Year of Publication
BACKGROUND: Adjunctive diagnostic studies (aDS) are recommended to identify occult dissemination in patients with candidemia. Patterns of evaluation with aDS across pediatric settings are unknown.
METHODS: Candidemia episodes were included in a secondary analysis of a multicenter comparative effectiveness study that prospectively enrolled participants age 120 days -17 years with invasive candidiasis (predominantly candidemia) from 2014-2017. Ophthalmologic examination, abdominal imaging, echocardiogram, neuroimaging, and lumbar puncture were performed per clinician discretion. aDS performance and positive results were determined per episode, within 30 days from candidemia onset. Associations of aDS performance with episode characteristics were evaluated via mixed effects logistic regression.
RESULTS: In 662 pediatric candidemia episodes, 490 (74%) underwent abdominal imaging, 450 (68%) ophthalmologic examination, 426 (64%) echocardiogram, 160 (24%) neuroimaging, and 76 (11%) lumbar puncture; performance of each aDS per episode varied across sites up to 16-fold. Longer durations of candidemia were associated with undergoing ophthalmologic examination, abdominal imaging, and echocardiogram. Immunocompromised status (58% of episodes) was associated with undergoing abdominal imaging (aOR 2.38; 95% CI 1.51-3.74). Intensive care at candidemia onset (30% of episodes) was associated with undergoing echocardiogram (aOR 2.42; 95% CI 1.51-3.88). Among evaluated episodes, positive ophthalmologic examination was reported in 15 (3%), abdominal imaging in 30 (6%), echocardiogram in 14 (3%), neuroimaging in 9 (6%) and lumbar puncture in 3 (4%).
CONCLUSIONS: Our findings show heterogeneity in practice, with some clinicians performing aDS selectively, potentially influenced by clinical factors.

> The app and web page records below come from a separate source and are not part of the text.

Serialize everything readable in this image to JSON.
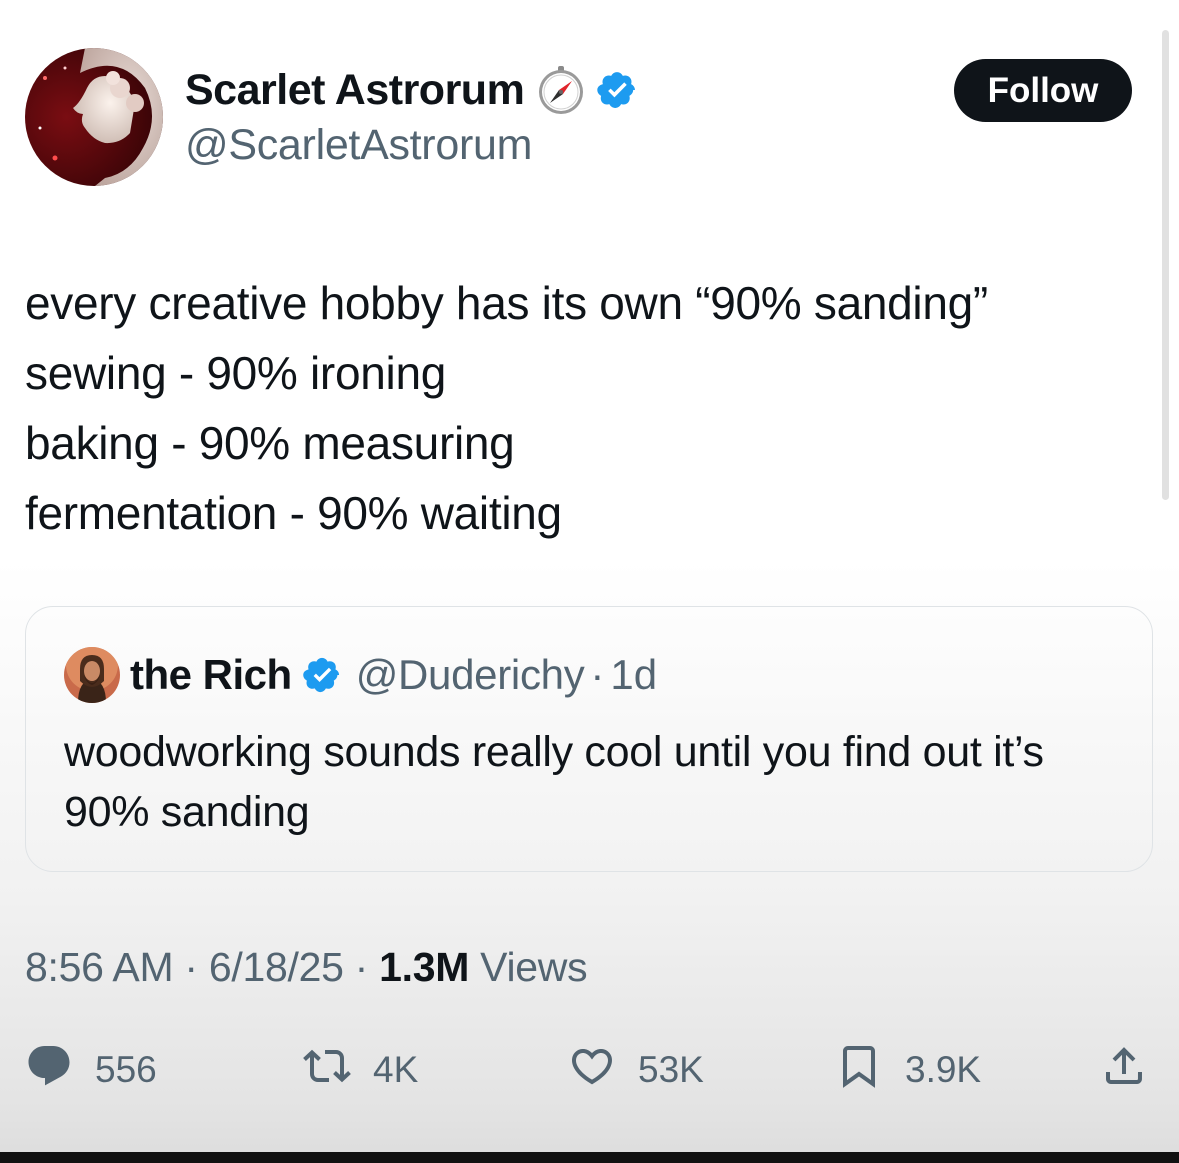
{
  "author": {
    "name": "Scarlet Astrorum",
    "handle": "@ScarletAstrorum",
    "follow_label": "Follow"
  },
  "tweet": {
    "lines": [
      "every creative hobby has its own “90% sanding”",
      "sewing - 90% ironing",
      "baking - 90% measuring",
      "fermentation - 90% waiting"
    ]
  },
  "quote": {
    "name": "the Rich",
    "handle": "@Duderichy",
    "separator": "·",
    "time": "1d",
    "text": "woodworking sounds really cool until you find out it’s 90% sanding"
  },
  "meta": {
    "time": "8:56 AM",
    "date": "6/18/25",
    "views_count": "1.3M",
    "views_label": "Views",
    "separator": "·"
  },
  "actions": {
    "replies": "556",
    "reposts": "4K",
    "likes": "53K",
    "bookmarks": "3.9K"
  },
  "colors": {
    "verified": "#1d9bf0",
    "text_primary": "#0f1419",
    "text_secondary": "#536471",
    "follow_bg": "#0f1419"
  }
}
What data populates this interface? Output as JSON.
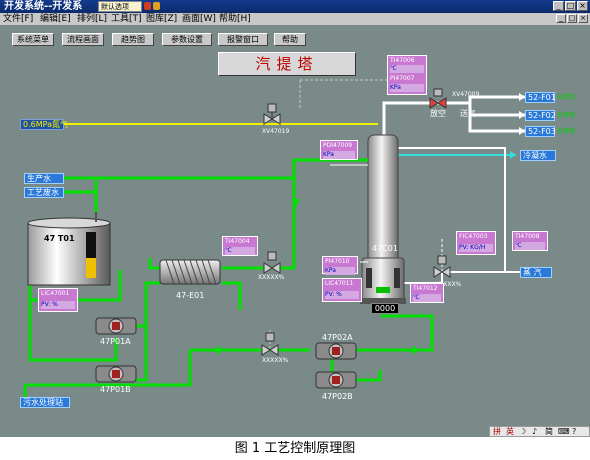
{
  "window": {
    "title": "开发系统--开发系",
    "tooltip": "默认选项",
    "controls": {
      "minimize": "_",
      "maximize": "□",
      "close": "×"
    }
  },
  "menu": {
    "items": [
      {
        "label": "文件[F]"
      },
      {
        "label": "编辑[E]"
      },
      {
        "label": "排列[L]"
      },
      {
        "label": "工具[T]"
      },
      {
        "label": "图库[Z]"
      },
      {
        "label": "画面[W]"
      },
      {
        "label": "帮助[H]"
      }
    ]
  },
  "nav": {
    "buttons": [
      {
        "label": "系统菜单"
      },
      {
        "label": "流程画面"
      },
      {
        "label": "趋势图"
      },
      {
        "label": "参数设置"
      },
      {
        "label": "报警窗口"
      },
      {
        "label": "帮助"
      }
    ]
  },
  "banner": {
    "title": "汽提塔"
  },
  "streams": {
    "nitrogen": "0.6MPa氮气",
    "production_water": "生产水",
    "process_waste_water": "工艺废水",
    "cooling_water": "冷凝水",
    "steam": "蒸 汽",
    "sewage_plant": "污水处理站",
    "furnace1": "52-F01",
    "furnace2": "52-F02",
    "furnace3": "52-F03",
    "furnace_note": "去燃烧",
    "vent": "放空",
    "to_gas": "送气"
  },
  "equipment": {
    "tank": "47 T01",
    "column": "47C01",
    "exchanger": "47-E01",
    "pump_p01a": "47P01A",
    "pump_p01b": "47P01B",
    "pump_p02a": "47P02A",
    "pump_p02b": "47P02B",
    "valve_tag_top": "XV47019",
    "valve_tag_vent": "XV47009",
    "valve_code": "XXXXX%"
  },
  "instruments": {
    "pi47006": {
      "tag": "TI47006",
      "value": "℃"
    },
    "pi47007": {
      "tag": "PI47007",
      "value": "KPa"
    },
    "pi47009": {
      "tag": "PDI47009",
      "value": "KPa"
    },
    "ti47004": {
      "tag": "TI47004",
      "value": "℃"
    },
    "lic47001": {
      "tag": "LIC47001",
      "value": "PV: %"
    },
    "pi47010": {
      "tag": "PI47010",
      "value": "KPa"
    },
    "lic47011": {
      "tag": "LIC47011",
      "value": "PV: %"
    },
    "ti47012": {
      "tag": "TI47012",
      "value": "℃"
    },
    "fic47003": {
      "tag": "FIC47003",
      "value": "PV: KG/H"
    },
    "ti47008": {
      "tag": "TI47008",
      "value": "℃"
    }
  },
  "counter": {
    "value": "0000"
  },
  "tray": {
    "icons": [
      "拼",
      "英",
      "☽",
      "♪",
      "简",
      "⌨",
      "?"
    ]
  },
  "caption": {
    "text": "图 1 工艺控制原理图"
  },
  "colors": {
    "background": "#7a8a88",
    "green_pipe": "#00e000",
    "yellow_pipe": "#f0f000",
    "white_pipe": "#ffffff",
    "cyan_pipe": "#30e0e0",
    "instrument": "#c878d0",
    "stream_box": "#2a78d8"
  }
}
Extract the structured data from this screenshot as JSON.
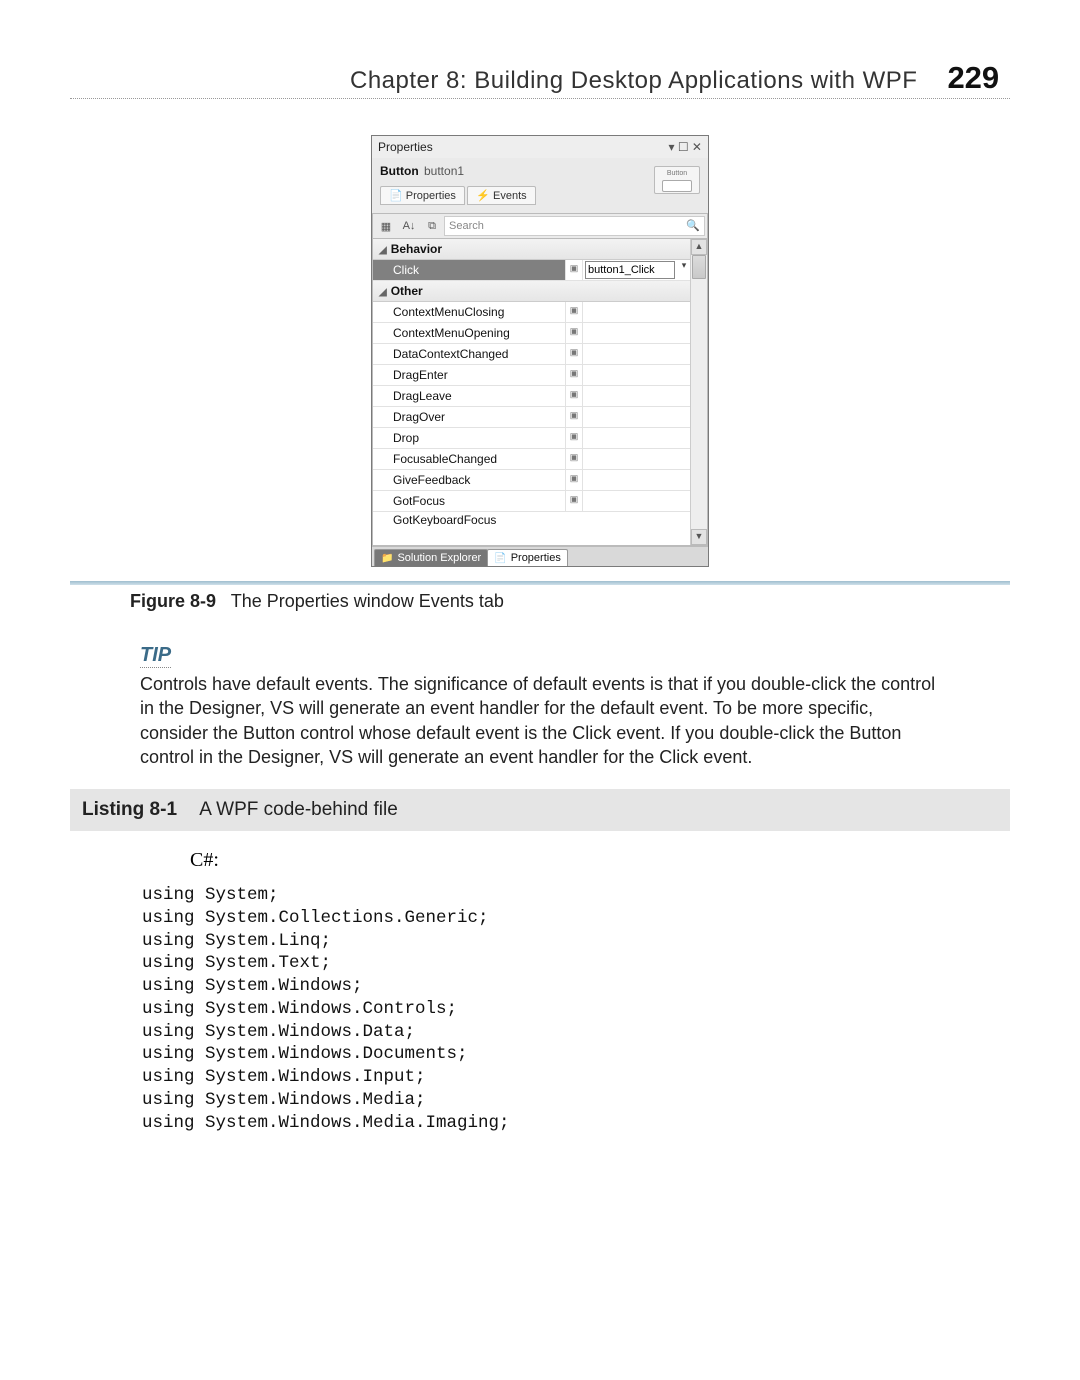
{
  "header": {
    "chapter_title": "Chapter 8:   Building Desktop Applications with WPF",
    "page_number": "229"
  },
  "props_window": {
    "title": "Properties",
    "title_icons": "▾ ☐ ✕",
    "object_type": "Button",
    "object_name": "button1",
    "preview_label": "Button",
    "tab_properties": "Properties",
    "tab_events": "Events",
    "search_placeholder": "Search",
    "search_glyph": "🔍",
    "category_behavior": "Behavior",
    "category_other": "Other",
    "behavior_event": "Click",
    "behavior_handler": "button1_Click",
    "other_events": [
      "ContextMenuClosing",
      "ContextMenuOpening",
      "DataContextChanged",
      "DragEnter",
      "DragLeave",
      "DragOver",
      "Drop",
      "FocusableChanged",
      "GiveFeedback",
      "GotFocus"
    ],
    "cutoff_event": "GotKeyboardFocus",
    "bottom_tab_solution": "Solution Explorer",
    "bottom_tab_properties": "Properties"
  },
  "figure": {
    "label": "Figure 8-9",
    "caption": "The Properties window Events tab"
  },
  "tip": {
    "label": "TIP",
    "text": "Controls have default events. The significance of default events is that if you double-click the control in the Designer, VS will generate an event handler for the default event. To be more specific, consider the Button control whose default event is the Click event. If you double-click the Button control in the Designer, VS will generate an event handler for the Click event."
  },
  "listing": {
    "label": "Listing 8-1",
    "title": "A WPF code-behind file",
    "language": "C#:",
    "code": "using System;\nusing System.Collections.Generic;\nusing System.Linq;\nusing System.Text;\nusing System.Windows;\nusing System.Windows.Controls;\nusing System.Windows.Data;\nusing System.Windows.Documents;\nusing System.Windows.Input;\nusing System.Windows.Media;\nusing System.Windows.Media.Imaging;"
  }
}
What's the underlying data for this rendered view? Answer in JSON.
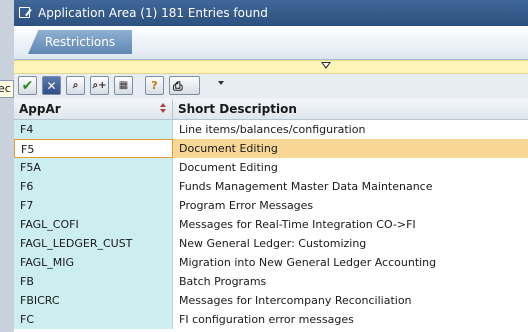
{
  "background_window": {
    "field_fragment": "ec"
  },
  "dialog": {
    "title": "Application Area (1)  181 Entries found",
    "tabs": [
      {
        "label": "Restrictions",
        "active": true
      }
    ],
    "toolbar": {
      "buttons": [
        {
          "icon": "checkmark-icon",
          "glyph": "✔"
        },
        {
          "icon": "cancel-icon",
          "glyph": "✕"
        },
        {
          "icon": "find-icon",
          "glyph": "⌕"
        },
        {
          "icon": "find-next-icon",
          "glyph": "⌕+"
        },
        {
          "icon": "select-icon",
          "glyph": "▦"
        },
        {
          "icon": "info-icon",
          "glyph": "?"
        },
        {
          "icon": "print-icon",
          "glyph": "⎙"
        }
      ]
    },
    "table": {
      "columns": [
        "AppAr",
        "Short Description"
      ],
      "rows": [
        {
          "code": "F4",
          "description": "Line items/balances/configuration"
        },
        {
          "code": "F5",
          "description": "Document Editing",
          "selected": true
        },
        {
          "code": "F5A",
          "description": "Document Editing"
        },
        {
          "code": "F6",
          "description": "Funds Management Master Data Maintenance"
        },
        {
          "code": "F7",
          "description": "Program Error Messages"
        },
        {
          "code": "FAGL_COFI",
          "description": "Messages for Real-Time Integration CO->FI"
        },
        {
          "code": "FAGL_LEDGER_CUST",
          "description": "New General Ledger: Customizing"
        },
        {
          "code": "FAGL_MIG",
          "description": "Migration into New General Ledger Accounting"
        },
        {
          "code": "FB",
          "description": "Batch Programs"
        },
        {
          "code": "FBICRC",
          "description": "Messages for Intercompany Reconciliation"
        },
        {
          "code": "FC",
          "description": "FI configuration error messages"
        }
      ]
    }
  },
  "colors": {
    "title_bar": "#2d5180",
    "key_column": "#cdeef0",
    "selected_row": "#f8d794",
    "selection_border": "#e49d2b",
    "collapse_bar": "#fff4b8"
  }
}
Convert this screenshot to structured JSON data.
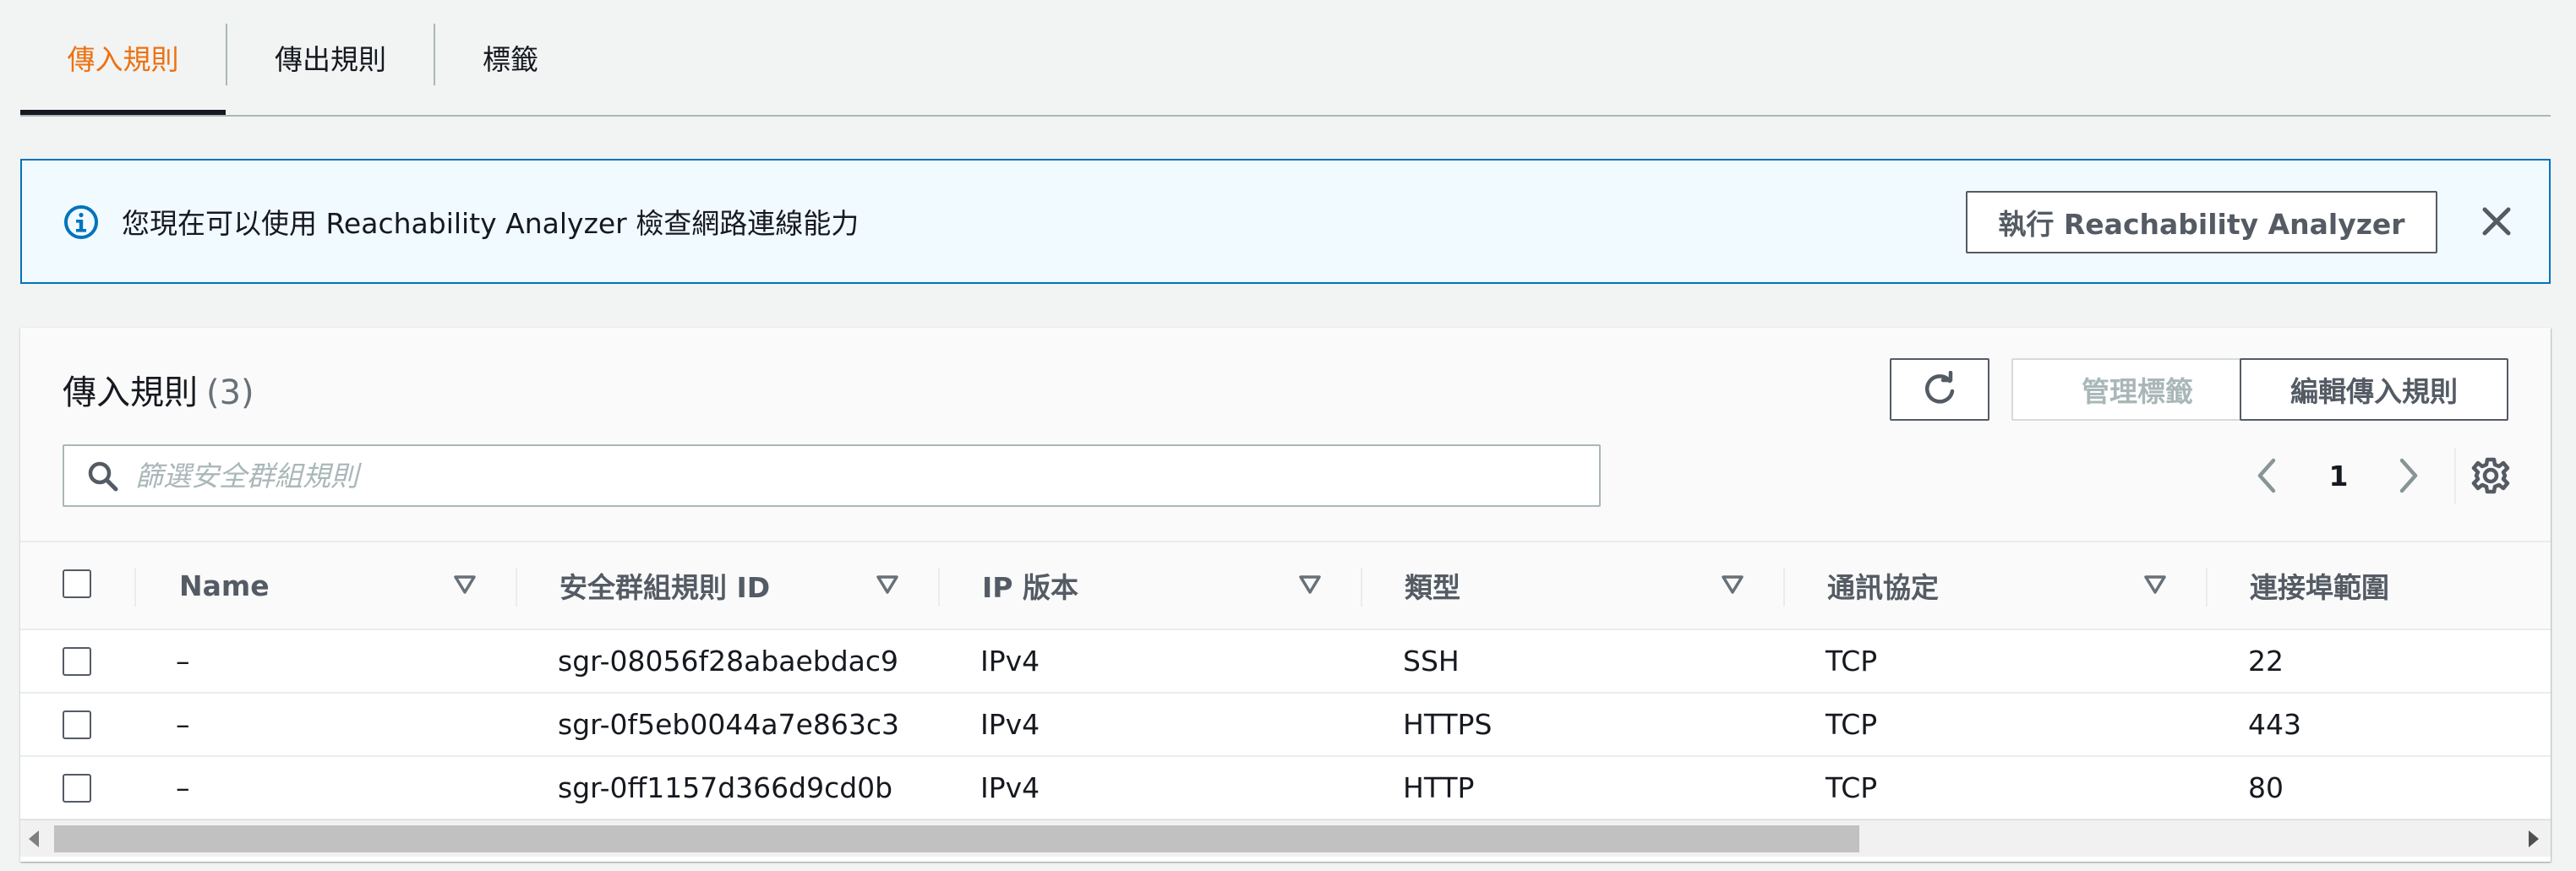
{
  "tabs": [
    {
      "label": "傳入規則",
      "active": true
    },
    {
      "label": "傳出規則",
      "active": false
    },
    {
      "label": "標籤",
      "active": false
    }
  ],
  "flash": {
    "message": "您現在可以使用 Reachability Analyzer 檢查網路連線能力",
    "action_label": "執行 Reachability Analyzer",
    "icon": "info-icon",
    "accent_color": "#0073bb"
  },
  "container": {
    "title": "傳入規則",
    "count": "(3)",
    "refresh_icon": "refresh-icon",
    "manage_tags_label": "管理標籤",
    "edit_rules_label": "編輯傳入規則",
    "search_placeholder": "篩選安全群組規則",
    "search_value": "",
    "page": "1"
  },
  "table": {
    "columns": [
      "Name",
      "安全群組規則 ID",
      "IP 版本",
      "類型",
      "通訊協定",
      "連接埠範圍"
    ],
    "rows": [
      {
        "name": "–",
        "rule_id": "sgr-08056f28abaebdac9",
        "ip_version": "IPv4",
        "type": "SSH",
        "protocol": "TCP",
        "port_range": "22"
      },
      {
        "name": "–",
        "rule_id": "sgr-0f5eb0044a7e863c3",
        "ip_version": "IPv4",
        "type": "HTTPS",
        "protocol": "TCP",
        "port_range": "443"
      },
      {
        "name": "–",
        "rule_id": "sgr-0ff1157d366d9cd0b",
        "ip_version": "IPv4",
        "type": "HTTP",
        "protocol": "TCP",
        "port_range": "80"
      }
    ]
  },
  "colors": {
    "active_tab": "#ec7211",
    "text": "#16191f",
    "secondary_text": "#545b64"
  }
}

The low frequency of positive results suggests that targeted application of aDS is warranted.